Problem description: Your reply should consist of one number: how many lines below contain "bold".

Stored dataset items
____

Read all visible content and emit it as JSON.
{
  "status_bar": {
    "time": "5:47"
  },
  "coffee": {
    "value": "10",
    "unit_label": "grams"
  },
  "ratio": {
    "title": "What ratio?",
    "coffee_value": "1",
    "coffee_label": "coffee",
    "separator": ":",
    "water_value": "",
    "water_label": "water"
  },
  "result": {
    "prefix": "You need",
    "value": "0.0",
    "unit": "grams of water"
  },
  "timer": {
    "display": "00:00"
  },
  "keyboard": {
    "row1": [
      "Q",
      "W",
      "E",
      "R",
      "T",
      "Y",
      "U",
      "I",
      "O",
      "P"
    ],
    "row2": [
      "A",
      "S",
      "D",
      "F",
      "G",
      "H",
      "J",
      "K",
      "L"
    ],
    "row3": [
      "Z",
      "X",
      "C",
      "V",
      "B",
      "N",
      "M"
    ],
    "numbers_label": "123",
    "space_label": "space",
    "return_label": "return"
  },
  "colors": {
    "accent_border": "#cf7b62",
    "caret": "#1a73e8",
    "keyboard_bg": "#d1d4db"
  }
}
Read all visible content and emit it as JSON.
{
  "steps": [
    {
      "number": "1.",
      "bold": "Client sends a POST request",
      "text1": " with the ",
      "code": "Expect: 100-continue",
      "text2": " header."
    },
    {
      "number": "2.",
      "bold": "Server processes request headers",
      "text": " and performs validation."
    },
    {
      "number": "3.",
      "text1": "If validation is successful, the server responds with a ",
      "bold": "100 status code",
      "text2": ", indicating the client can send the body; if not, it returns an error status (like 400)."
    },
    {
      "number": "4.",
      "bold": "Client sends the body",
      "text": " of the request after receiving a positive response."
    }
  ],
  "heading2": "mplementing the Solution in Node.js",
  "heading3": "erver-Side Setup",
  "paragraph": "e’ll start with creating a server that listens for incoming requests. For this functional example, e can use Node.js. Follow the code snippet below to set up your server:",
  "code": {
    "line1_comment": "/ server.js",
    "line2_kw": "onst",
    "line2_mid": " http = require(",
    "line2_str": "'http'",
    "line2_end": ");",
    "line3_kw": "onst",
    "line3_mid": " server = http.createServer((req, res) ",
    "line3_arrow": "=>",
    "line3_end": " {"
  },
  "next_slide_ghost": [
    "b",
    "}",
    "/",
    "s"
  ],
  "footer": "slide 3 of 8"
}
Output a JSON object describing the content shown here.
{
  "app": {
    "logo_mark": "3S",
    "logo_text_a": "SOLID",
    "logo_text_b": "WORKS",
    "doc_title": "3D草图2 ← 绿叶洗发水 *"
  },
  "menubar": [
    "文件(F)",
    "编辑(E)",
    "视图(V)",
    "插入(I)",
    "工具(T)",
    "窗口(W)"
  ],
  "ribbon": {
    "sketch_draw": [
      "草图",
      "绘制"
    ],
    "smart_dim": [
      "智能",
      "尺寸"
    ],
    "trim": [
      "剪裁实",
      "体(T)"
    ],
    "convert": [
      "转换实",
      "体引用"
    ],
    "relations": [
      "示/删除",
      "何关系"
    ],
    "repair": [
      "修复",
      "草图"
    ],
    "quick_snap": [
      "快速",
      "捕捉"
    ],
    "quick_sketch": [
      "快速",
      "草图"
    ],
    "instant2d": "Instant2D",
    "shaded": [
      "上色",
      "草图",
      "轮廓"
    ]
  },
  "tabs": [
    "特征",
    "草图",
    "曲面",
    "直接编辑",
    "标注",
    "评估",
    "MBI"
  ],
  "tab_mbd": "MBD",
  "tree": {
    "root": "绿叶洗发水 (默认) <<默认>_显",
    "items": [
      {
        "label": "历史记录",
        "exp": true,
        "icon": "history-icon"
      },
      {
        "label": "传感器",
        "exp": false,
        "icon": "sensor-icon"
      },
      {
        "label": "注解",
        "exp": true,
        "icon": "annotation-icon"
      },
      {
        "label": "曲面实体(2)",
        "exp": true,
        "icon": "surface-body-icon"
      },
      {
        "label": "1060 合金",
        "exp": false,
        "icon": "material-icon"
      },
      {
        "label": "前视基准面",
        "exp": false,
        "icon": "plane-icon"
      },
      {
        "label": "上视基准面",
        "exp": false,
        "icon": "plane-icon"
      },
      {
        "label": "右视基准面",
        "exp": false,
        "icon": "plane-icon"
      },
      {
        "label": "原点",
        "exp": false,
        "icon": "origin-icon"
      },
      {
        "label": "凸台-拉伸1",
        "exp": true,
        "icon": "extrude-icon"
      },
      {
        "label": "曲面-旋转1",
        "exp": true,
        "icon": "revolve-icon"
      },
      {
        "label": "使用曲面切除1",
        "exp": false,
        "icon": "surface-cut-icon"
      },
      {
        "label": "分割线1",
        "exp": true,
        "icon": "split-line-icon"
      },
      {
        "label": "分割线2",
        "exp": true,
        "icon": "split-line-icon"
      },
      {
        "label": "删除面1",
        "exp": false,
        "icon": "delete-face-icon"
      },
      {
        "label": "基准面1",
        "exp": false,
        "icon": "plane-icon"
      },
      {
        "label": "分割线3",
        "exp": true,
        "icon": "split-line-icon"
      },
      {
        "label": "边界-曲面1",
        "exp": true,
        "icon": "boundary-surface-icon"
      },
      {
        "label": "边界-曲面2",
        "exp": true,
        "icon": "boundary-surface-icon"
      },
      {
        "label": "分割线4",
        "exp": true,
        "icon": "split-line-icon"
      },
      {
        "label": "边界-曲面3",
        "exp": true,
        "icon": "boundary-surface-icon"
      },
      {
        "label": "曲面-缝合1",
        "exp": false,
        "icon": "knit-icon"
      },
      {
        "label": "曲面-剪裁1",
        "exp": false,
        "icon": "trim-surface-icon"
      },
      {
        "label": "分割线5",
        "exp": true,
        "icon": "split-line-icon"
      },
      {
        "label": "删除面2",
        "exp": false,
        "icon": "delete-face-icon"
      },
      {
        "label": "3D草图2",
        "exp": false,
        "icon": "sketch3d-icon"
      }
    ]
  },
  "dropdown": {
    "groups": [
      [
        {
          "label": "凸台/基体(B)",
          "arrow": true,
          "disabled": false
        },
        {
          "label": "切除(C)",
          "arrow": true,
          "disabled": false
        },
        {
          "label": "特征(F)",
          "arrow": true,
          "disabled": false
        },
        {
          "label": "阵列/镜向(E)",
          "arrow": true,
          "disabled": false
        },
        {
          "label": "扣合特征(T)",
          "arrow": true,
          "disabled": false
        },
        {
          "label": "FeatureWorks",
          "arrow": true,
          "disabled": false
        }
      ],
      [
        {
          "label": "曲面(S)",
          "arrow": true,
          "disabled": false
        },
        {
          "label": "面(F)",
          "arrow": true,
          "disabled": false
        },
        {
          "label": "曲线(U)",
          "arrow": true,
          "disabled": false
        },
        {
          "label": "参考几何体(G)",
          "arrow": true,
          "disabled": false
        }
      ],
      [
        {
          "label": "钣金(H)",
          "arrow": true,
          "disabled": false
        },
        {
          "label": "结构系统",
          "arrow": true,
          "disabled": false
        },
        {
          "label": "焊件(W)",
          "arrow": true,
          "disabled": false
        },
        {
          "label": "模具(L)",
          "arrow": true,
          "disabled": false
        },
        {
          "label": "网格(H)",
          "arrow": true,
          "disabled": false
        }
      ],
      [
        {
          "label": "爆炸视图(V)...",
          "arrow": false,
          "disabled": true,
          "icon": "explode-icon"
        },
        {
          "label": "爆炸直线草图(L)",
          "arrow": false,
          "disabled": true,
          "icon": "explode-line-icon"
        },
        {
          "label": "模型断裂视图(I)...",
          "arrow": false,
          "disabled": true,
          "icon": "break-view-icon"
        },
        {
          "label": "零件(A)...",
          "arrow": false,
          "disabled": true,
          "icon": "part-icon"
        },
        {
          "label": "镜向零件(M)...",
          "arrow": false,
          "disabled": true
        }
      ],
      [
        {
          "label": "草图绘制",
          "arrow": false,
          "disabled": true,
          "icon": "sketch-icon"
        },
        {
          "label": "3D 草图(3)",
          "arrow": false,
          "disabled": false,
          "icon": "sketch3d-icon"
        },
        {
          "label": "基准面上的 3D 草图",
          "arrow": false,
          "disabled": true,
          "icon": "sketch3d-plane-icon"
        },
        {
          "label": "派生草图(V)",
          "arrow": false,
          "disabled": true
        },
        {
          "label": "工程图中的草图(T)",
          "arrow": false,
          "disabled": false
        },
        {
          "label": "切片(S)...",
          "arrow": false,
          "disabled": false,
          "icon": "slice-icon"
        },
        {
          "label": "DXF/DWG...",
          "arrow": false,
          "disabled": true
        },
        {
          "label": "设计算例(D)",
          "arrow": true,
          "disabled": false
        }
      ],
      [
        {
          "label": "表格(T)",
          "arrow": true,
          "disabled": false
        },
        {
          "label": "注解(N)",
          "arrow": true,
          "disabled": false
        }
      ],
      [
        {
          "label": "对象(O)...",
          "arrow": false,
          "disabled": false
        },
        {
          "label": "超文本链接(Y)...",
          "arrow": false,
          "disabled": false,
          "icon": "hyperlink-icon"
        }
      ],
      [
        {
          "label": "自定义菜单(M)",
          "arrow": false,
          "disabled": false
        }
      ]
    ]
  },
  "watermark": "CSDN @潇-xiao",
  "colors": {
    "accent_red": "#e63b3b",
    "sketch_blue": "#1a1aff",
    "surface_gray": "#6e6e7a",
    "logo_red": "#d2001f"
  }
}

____

Written response: 4